Hamilton-Wentworth District School Board trustees are calling on Queen’s Park to review or scrap Bill 115 as elementary teachers threaten to go on strike with three days’ notice.
Trustees have also given senior staff the go-ahead to “more creatively find solutions, monetary and non-monetary” in the wake of last week’s vote by high school teachers to reject a tentative contract settlement reached on Nov. 18.
The secondary teachers are now set to join a province-wide withdrawal from sports and other extracurricular activities this Monday.
“Sometimes when the government passes a bill, they might have good intentions.
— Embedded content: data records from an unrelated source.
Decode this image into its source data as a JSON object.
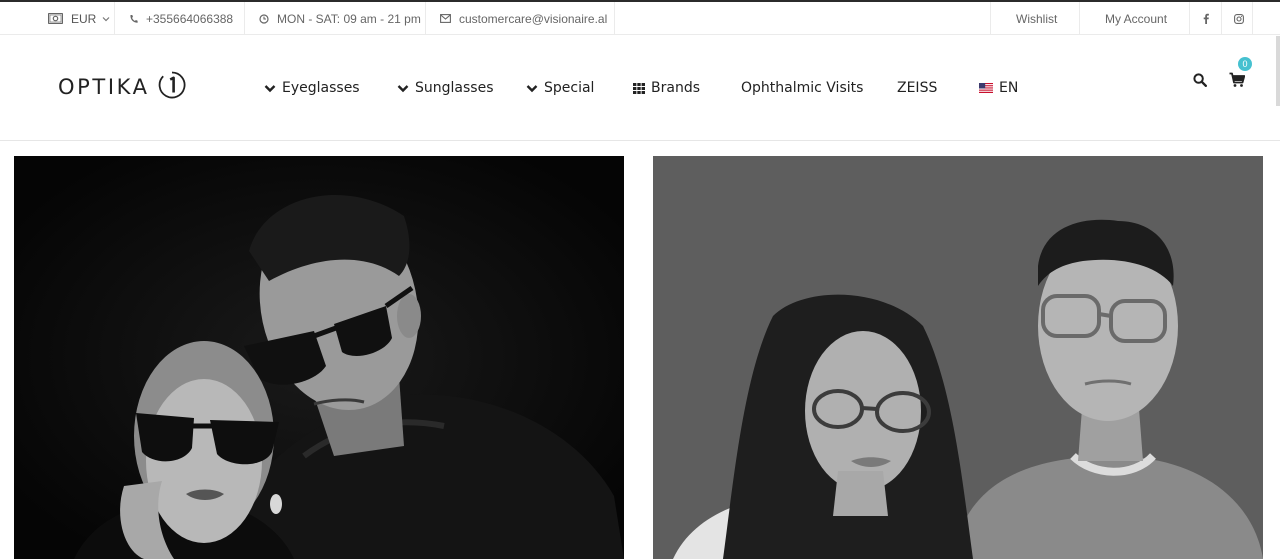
{
  "topbar": {
    "currency": "EUR",
    "phone": "+355664066388",
    "hours": "MON - SAT: 09 am - 21 pm",
    "email": "customercare@visionaire.al",
    "wishlist": "Wishlist",
    "my_account": "My Account"
  },
  "header": {
    "logo_text": "OPTIKA",
    "logo_mark": "1",
    "nav": [
      {
        "label": "Eyeglasses",
        "icon": "chevron-down-icon"
      },
      {
        "label": "Sunglasses",
        "icon": "chevron-down-icon"
      },
      {
        "label": "Special",
        "icon": "chevron-down-icon"
      },
      {
        "label": "Brands",
        "icon": "grid-icon"
      },
      {
        "label": "Ophthalmic Visits"
      },
      {
        "label": "ZEISS"
      },
      {
        "label": "EN",
        "icon": "us-flag-icon"
      }
    ],
    "cart_count": "0"
  },
  "colors": {
    "accent": "#46c1d0",
    "text": "#222222",
    "muted": "#666666"
  }
}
However, this bill has caused a tremendous amount of stress within the educational system,” Mountain trustee Wes Hicks said.
“Once a specific bill passed by Queen’s Park starts to affect kids in the classroom, it’s time for both groups to realize that it’s gone beyond whatever each side wanted to accomplish,” he said.
“It’s time to get down to the table and solve the problems so that the kids are not hurt in the classroom.”
Bill 115 sets out a framework for contract settlements that includes a two-year wage freeze, an end to retirement payouts of up to six months of unused sick days and a cut in annual sick days to 10 from 20.
Board chair Tim Simmons said the legislation is an impediment to local agreements, but the board is willing to “listen to any proposals that might reach a deal to get labour peace.”
He said while he’s not yet clear on how the elementary teachers’ threatened strike action will play out, the 72-hour notice will let the board give parents “fair warning” to make alternate arrangements if schools are forced to close.
“We’re really hoping that doesn’t happen,” Simmons said, calling relations with local union groups “as good as they can be under the circumstances.”
“In spite of all this, I think we’re all still focused on children and their well-being,” he said. “We have a lot of respect with our local bargaining groups and we’re bargaining in good faith and with the best intentions with each other.”
Chantal Mancini, president of the Ontario Secondary School Teachers’ Federation of Hamilton-Wentworth, called the withdrawal of extracurricular activities “an extremely difficult decision,” but said the province has left her members no other option.
She said teachers are willing to accept a wage freeze, but not the stripping of their collective bargaining rights.
“I think the government and Bill 115 have created chaos and our members have no choice. They’re fed up, they’re upset, they want their rights restored and really under Bill 115 it’s all they have left,” Mancini said.
“Every parent should be calling their MPP and saying, “You got your wage freeze. Why do you need to have this draconian legislation in place? Why do you need to create chaos in our schools?’”
The Elementary Teachers’ Federation of Ontario has warned its job actions “will affect operations in each public elementary school throughout the province.”
Bill 115 bans strike action for two years, but this prohibition only kicks in after a Dec. 31 deadline for teachers to reach a deal before one is imposed on them.
But the legislation also gives Education Minister Laurel Broten the power to stop any dispute before then and she has warned teachers she will order them back to work if necessary.
Hamilton trustees voted on Monday to put on indefinite hold a resolution calling for the creation of a single, publicly funded school system to achieve the cost savings envisioned by Bill 115, with a majority arguing doing so would accept the legislation’s premise.
“We’d be giving undue merit to Bill 115,” Ward 5 trustee Todd White said. “I personally do not think Bill 115 is even worth the paper it’s written on.”